— EXERCISE INSTRUCTIONS —
Locate each line with the string "الإعدادات" in the listing below and copy it.

[EXERCISE MATERIALS — start]

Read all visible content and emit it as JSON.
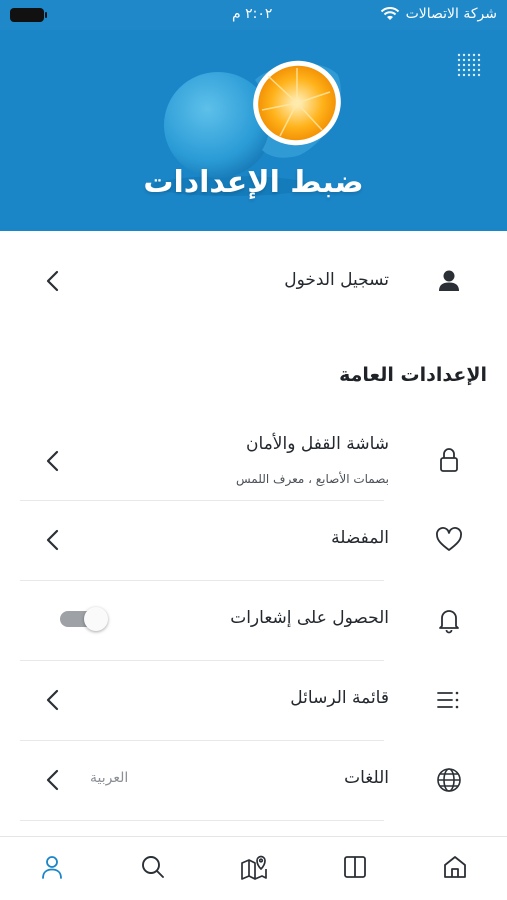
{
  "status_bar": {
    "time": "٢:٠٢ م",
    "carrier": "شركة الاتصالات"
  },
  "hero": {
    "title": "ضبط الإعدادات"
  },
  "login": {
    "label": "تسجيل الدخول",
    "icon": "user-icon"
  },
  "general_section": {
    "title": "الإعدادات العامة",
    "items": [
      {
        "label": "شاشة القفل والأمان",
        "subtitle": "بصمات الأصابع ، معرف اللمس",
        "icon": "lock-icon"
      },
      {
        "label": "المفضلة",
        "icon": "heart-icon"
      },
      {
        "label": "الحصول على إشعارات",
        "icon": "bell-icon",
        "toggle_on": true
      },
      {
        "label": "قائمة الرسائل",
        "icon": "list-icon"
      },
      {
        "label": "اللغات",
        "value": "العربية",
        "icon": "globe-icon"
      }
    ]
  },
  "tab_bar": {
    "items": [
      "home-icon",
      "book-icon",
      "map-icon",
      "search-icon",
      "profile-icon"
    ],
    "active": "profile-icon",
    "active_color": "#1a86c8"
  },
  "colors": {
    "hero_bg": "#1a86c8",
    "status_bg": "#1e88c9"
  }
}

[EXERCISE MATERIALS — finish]
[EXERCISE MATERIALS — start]

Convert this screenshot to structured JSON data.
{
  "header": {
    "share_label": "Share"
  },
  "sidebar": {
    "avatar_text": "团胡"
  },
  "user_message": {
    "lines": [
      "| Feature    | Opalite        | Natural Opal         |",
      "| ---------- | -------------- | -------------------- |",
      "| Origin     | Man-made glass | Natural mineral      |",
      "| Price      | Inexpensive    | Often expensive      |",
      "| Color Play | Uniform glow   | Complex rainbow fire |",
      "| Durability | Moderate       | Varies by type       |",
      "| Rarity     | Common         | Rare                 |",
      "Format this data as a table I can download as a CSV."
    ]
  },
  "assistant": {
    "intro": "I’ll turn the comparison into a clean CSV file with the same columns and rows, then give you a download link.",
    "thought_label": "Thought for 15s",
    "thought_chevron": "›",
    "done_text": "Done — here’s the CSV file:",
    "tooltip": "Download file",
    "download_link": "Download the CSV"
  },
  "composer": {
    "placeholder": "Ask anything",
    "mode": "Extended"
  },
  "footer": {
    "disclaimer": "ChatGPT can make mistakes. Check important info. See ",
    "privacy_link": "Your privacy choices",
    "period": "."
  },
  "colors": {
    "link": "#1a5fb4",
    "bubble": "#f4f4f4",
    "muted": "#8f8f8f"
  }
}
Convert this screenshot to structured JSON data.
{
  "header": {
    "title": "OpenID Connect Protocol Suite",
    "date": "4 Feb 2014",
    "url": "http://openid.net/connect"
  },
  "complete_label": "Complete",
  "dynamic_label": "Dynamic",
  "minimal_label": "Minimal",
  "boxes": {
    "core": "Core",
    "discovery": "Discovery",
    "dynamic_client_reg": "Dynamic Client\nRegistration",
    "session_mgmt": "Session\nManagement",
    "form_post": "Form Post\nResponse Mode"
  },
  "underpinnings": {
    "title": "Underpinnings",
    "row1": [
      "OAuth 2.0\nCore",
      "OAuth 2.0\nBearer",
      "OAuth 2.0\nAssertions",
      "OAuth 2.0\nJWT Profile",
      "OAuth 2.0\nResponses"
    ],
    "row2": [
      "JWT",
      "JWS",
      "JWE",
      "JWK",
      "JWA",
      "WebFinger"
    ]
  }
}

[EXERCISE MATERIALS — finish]

— OUTPUT OF THE TASK —
    "title": "ضبط الإعدادات"
    "title": "الإعدادات العامة",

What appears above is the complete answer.